Some time ago a very special object re-emerged from the older holdings at Röbbig that had me spell-bound from the very first moment I set eyes on it: a cane handle carved from heliotrope or bloodstone (a kind of jasper), in the shape of a siren, a mythological creature which in the applied arts is usually represented as half-woman and half-fish. The haptic and visual quality of the dark green polished stone with red inclusions is particularly appealing, and is perfectly complemented by the exquisitely chased gold mount featuring distinctive rocaille ornamentation.

Heliotrope was much prized in antiquity and was used in a variety of different ways in the Renaissance and Baroque, including dishes, goblets, vinaigrettes, nécessaires and snuffboxes. Around the turn of the twentieth century this appealing stone was to be rediscovered by Fabergé.

Demonstrating the rich mineral resources of Saxony, the applied decoration of variously banded agate cabochons follows the Saxon tradition of working indigenous materials to make beautifully crafted objects. The quality of the execution bears striking witness to the absolute perfection achieved in art of gemstone-cutting in Dresden during the eighteenth century by outstanding exponents such as Johann Christian Neuber (1736–1808).
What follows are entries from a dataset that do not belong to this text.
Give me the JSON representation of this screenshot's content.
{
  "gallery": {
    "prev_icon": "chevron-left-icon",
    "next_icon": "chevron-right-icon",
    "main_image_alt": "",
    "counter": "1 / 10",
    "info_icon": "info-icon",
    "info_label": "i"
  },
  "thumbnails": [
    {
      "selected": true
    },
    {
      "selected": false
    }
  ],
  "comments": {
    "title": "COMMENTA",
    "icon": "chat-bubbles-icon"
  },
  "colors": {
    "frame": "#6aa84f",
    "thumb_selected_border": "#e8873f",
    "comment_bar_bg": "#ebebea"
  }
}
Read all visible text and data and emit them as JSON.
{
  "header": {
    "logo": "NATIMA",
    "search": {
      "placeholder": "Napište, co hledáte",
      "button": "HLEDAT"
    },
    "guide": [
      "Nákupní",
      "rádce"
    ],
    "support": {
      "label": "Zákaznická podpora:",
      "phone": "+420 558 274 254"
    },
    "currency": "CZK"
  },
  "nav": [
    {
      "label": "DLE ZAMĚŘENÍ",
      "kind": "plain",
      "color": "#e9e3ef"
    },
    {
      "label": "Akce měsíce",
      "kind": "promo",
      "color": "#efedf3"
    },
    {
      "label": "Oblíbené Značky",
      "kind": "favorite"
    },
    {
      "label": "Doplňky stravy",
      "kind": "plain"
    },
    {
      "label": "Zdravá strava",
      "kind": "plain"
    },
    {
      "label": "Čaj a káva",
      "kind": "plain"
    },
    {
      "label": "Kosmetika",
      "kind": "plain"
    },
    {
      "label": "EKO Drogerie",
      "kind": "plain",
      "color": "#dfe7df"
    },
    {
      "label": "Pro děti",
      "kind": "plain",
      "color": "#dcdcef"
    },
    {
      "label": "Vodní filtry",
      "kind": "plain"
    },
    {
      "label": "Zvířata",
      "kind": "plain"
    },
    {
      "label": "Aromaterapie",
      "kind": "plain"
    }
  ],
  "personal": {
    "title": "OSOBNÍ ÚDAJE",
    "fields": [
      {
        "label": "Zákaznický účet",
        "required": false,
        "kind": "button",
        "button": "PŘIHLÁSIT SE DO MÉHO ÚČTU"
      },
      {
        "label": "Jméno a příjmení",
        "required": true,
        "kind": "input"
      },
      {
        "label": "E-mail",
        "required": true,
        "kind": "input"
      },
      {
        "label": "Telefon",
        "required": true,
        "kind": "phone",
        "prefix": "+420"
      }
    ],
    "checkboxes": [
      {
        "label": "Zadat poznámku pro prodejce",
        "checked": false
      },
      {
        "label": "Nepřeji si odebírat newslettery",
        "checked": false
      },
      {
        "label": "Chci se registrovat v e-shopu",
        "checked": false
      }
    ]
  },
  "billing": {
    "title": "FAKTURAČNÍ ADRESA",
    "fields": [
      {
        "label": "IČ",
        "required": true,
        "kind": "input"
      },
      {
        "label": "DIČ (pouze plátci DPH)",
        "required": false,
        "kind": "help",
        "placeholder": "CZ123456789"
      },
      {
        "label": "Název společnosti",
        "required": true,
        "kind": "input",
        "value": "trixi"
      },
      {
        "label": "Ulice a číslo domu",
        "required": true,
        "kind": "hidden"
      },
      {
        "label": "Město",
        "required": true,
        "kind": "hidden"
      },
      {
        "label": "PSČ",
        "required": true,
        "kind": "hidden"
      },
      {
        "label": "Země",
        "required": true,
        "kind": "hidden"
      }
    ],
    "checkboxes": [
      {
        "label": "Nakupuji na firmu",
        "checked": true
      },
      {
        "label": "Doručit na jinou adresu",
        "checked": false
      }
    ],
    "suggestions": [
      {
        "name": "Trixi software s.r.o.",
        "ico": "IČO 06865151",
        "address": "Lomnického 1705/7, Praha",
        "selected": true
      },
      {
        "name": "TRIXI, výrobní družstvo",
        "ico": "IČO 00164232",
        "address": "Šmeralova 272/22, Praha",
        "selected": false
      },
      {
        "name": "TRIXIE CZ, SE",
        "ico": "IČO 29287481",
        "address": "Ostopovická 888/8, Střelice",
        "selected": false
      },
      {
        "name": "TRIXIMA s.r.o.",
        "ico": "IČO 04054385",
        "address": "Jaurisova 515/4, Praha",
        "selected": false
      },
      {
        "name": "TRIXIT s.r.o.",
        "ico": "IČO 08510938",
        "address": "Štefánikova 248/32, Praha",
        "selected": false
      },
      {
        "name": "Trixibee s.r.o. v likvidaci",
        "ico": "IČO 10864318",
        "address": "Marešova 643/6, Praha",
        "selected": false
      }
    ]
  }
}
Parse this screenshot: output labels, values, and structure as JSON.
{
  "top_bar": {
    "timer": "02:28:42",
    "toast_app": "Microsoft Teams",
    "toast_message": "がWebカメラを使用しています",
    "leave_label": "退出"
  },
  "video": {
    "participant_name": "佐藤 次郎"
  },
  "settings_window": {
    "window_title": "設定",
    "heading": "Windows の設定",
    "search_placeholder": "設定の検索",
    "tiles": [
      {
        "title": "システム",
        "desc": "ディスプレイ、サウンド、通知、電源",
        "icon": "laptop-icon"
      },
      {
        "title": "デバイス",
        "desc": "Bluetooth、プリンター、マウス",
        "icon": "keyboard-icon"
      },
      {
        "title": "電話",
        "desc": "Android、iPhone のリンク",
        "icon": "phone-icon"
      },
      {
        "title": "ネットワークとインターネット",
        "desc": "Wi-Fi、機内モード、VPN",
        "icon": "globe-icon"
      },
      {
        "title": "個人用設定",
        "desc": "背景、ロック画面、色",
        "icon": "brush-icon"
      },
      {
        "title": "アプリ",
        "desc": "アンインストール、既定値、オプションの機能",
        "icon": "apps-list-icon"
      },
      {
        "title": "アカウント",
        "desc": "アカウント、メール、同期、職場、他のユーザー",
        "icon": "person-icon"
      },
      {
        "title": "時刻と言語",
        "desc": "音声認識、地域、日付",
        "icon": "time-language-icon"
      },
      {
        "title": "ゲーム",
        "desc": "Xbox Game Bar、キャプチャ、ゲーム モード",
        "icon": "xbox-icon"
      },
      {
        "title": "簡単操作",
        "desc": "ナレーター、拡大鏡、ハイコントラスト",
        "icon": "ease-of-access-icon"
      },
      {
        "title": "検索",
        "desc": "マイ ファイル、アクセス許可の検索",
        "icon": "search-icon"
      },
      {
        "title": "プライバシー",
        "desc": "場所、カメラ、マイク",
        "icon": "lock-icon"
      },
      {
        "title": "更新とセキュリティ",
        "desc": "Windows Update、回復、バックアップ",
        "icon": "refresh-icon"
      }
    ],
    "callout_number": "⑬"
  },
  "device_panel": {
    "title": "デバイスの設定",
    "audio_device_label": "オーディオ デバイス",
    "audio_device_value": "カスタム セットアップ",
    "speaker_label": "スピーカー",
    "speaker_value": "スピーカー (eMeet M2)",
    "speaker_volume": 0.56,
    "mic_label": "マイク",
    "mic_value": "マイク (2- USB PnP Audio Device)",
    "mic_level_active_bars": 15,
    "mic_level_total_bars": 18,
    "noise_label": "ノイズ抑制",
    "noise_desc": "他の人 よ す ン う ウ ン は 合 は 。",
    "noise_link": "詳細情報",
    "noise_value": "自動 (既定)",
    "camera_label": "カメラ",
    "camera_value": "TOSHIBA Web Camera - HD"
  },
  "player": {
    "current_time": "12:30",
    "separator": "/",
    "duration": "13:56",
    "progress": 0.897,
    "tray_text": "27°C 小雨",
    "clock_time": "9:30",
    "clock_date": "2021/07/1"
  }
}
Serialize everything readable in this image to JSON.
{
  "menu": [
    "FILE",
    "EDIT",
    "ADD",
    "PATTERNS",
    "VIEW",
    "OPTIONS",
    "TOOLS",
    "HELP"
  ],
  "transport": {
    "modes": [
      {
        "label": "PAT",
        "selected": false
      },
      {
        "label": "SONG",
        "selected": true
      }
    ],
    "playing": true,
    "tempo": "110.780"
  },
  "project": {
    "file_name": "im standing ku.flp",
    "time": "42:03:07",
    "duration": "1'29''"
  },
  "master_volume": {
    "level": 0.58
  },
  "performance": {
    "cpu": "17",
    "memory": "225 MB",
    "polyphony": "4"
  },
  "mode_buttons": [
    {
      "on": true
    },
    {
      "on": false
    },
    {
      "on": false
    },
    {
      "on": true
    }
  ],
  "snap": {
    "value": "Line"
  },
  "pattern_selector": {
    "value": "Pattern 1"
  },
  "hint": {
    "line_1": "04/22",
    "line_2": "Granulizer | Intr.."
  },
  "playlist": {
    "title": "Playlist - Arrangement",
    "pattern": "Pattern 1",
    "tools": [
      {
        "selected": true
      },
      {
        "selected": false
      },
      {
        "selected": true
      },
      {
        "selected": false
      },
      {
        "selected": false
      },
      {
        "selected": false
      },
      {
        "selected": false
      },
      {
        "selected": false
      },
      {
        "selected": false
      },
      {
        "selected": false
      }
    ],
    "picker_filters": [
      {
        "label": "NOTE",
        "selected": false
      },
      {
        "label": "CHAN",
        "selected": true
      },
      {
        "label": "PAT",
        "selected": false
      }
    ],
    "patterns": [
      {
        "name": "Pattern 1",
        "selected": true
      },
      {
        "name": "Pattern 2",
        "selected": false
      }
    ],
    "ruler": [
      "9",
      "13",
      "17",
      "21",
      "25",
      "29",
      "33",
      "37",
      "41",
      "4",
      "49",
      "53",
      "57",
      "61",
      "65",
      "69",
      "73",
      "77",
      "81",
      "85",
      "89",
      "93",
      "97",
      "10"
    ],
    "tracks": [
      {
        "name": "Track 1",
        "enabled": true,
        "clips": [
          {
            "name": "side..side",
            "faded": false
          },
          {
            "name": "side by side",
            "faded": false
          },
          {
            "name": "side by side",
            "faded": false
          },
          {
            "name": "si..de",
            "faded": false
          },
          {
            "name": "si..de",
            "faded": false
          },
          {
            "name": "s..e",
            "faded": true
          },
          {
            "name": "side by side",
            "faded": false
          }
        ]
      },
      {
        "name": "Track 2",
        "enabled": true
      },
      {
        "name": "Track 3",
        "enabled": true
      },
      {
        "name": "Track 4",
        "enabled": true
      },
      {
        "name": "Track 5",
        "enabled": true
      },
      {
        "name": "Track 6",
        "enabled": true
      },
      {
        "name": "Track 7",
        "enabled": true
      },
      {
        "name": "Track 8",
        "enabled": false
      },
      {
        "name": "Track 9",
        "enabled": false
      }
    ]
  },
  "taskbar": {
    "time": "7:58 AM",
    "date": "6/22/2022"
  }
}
 From the early seventeenth century the cane had become an indispensable accessory of every male courtier. There were no limits to the variety of execution: cane handles of semi-precious stones, silver, gold, ivory and porcelain could be individually screwed onto a shaft of exotic wood. Like snuff-boxes, especially valuable examples encrusted with precious stones often served as diplomatic or personal gifts. Louis XIV (1638–1715) even used the jewelled cane as an object of ritualized court etiquette, investing it like a sceptre with a ceremonial character to mark out the monarch in court society. The drama and splendour of the French Sun King’s court had a great fascination for Augustus the Strong (1670–1733), and canes or at least the handles became fixed elements of his famed garnitures of jewels.

It is also reported that the Saxon prime minister Count Heinrich von Brühl (1700–1763) commissioned a large book of watercolours recording his choice of attire each morning, which in addition to his clothing included a matching snuffbox and cane (see John Moore, A View of Society and Manners in France, Switzerland, and Germany with Anecdotes relating to some Eminent Characters (London, 1786), vol. 2, p. 273).

 On an excursion to Amsterdam during this year’s TEFAF my eye was caught in the Rijksmuseum’s gold boxes section by a cane handle displaying a strong resemblance to our piece. Made in the shape of a sphinx and also carved from heliotrope and furnished with a gold mount, the Amsterdam handle is lavishly encrusted with diamonds. Despite its incomparably more opulent appearance, I would venture to assert that the quality of the stone carving does not quite match our example. Probably a diplomatic gift from Augustus III of Saxony (1696–1763), the handle in the Rijksmuseum entered the collection of the Russian tsarina Elizabeth (1709–1762) in St Petersburg, where it was preserved in the Hermitage until 1902 before eventually being sold to the Mannheimer Collection.

David Johannes Ranftl


David J. Ranftl studied History of Art, Bavarian History and the History of Byzantine Art as well as European Ethnology and Italian Literature and Language at the Ludwig Maximilian University of Munich from 2006 to 2013, concluding his studies with a master’s thesis on the culture of fans at the Munich court between 1850 and 1914. Since 2014 he has worked for Röbbig München as an expert in furniture and the applied arts.

Röbbig München
Brienner Strasse 25 - 80333 Munich - Germany
Phone +49 89 299758 – www.roebbig.de